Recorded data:
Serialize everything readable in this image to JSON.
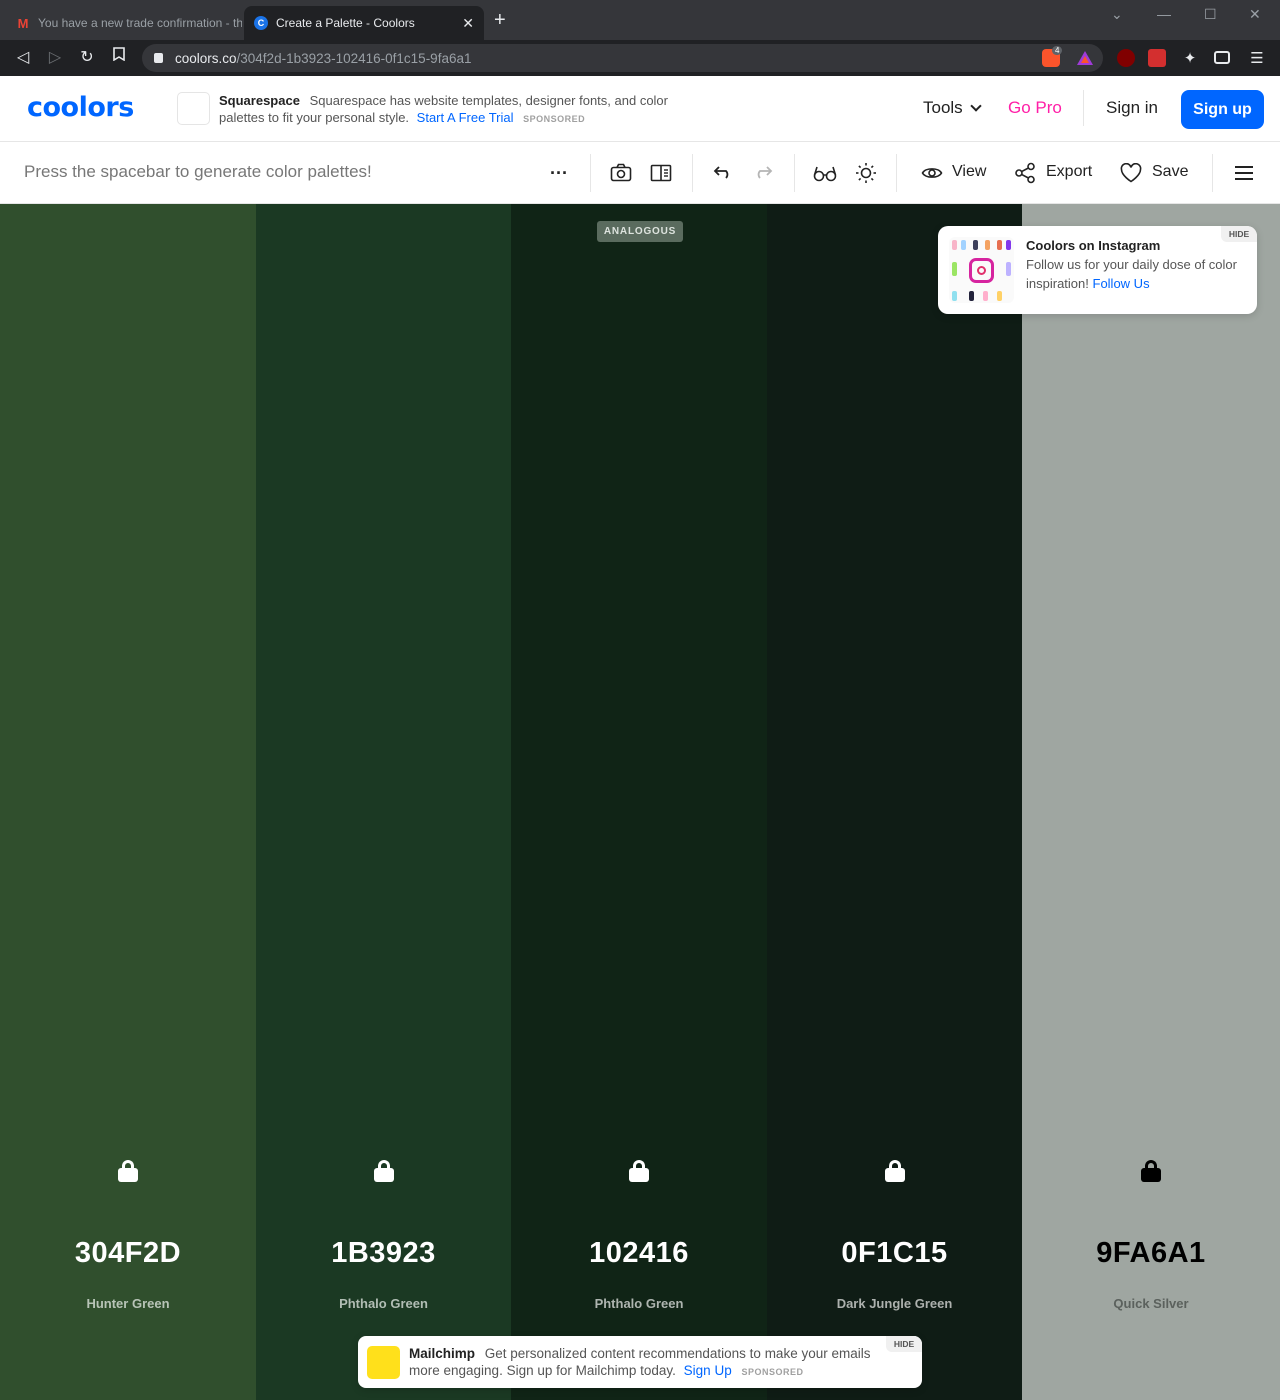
{
  "browser": {
    "tabs": [
      {
        "title": "You have a new trade confirmation - th",
        "active": false,
        "icon": "gmail-icon"
      },
      {
        "title": "Create a Palette - Coolors",
        "active": true,
        "icon": "coolors-favicon"
      }
    ],
    "url_host": "coolors.co",
    "url_path": "/304f2d-1b3923-102416-0f1c15-9fa6a1",
    "brave_badge_count": "4"
  },
  "header": {
    "logo": "coolors",
    "ad": {
      "brand": "Squarespace",
      "text": "Squarespace has website templates, designer fonts, and color palettes to fit your personal style.",
      "link": "Start A Free Trial",
      "sponsored": "SPONSORED"
    },
    "tools_label": "Tools",
    "gopro_label": "Go Pro",
    "signin_label": "Sign in",
    "signup_label": "Sign up"
  },
  "toolbar": {
    "hint": "Press the spacebar to generate color palettes!",
    "more_label": "···",
    "view_label": "View",
    "export_label": "Export",
    "save_label": "Save"
  },
  "palette": {
    "badge": "ANALOGOUS",
    "colors": [
      {
        "hex": "304F2D",
        "name": "Hunter Green",
        "bg": "#304f2d",
        "fg": "#ffffff",
        "name_color": "#b8c4b7"
      },
      {
        "hex": "1B3923",
        "name": "Phthalo Green",
        "bg": "#1b3923",
        "fg": "#ffffff",
        "name_color": "#b1bdb4"
      },
      {
        "hex": "102416",
        "name": "Phthalo Green",
        "bg": "#102416",
        "fg": "#ffffff",
        "name_color": "#aeb5b0"
      },
      {
        "hex": "0F1C15",
        "name": "Dark Jungle Green",
        "bg": "#0f1c15",
        "fg": "#ffffff",
        "name_color": "#adb1ae"
      },
      {
        "hex": "9FA6A1",
        "name": "Quick Silver",
        "bg": "#9fa6a1",
        "fg": "#000000",
        "name_color": "#5b615d"
      }
    ]
  },
  "instagram_card": {
    "title": "Coolors on Instagram",
    "text": "Follow us for your daily dose of color inspiration!",
    "link": "Follow Us",
    "hide": "HIDE"
  },
  "mailchimp_ad": {
    "brand": "Mailchimp",
    "text": "Get personalized content recommendations to make your emails more engaging. Sign up for Mailchimp today.",
    "link": "Sign Up",
    "sponsored": "SPONSORED",
    "hide": "HIDE"
  }
}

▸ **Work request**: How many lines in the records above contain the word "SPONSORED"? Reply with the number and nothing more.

▸ **Answer to the exercise**: 2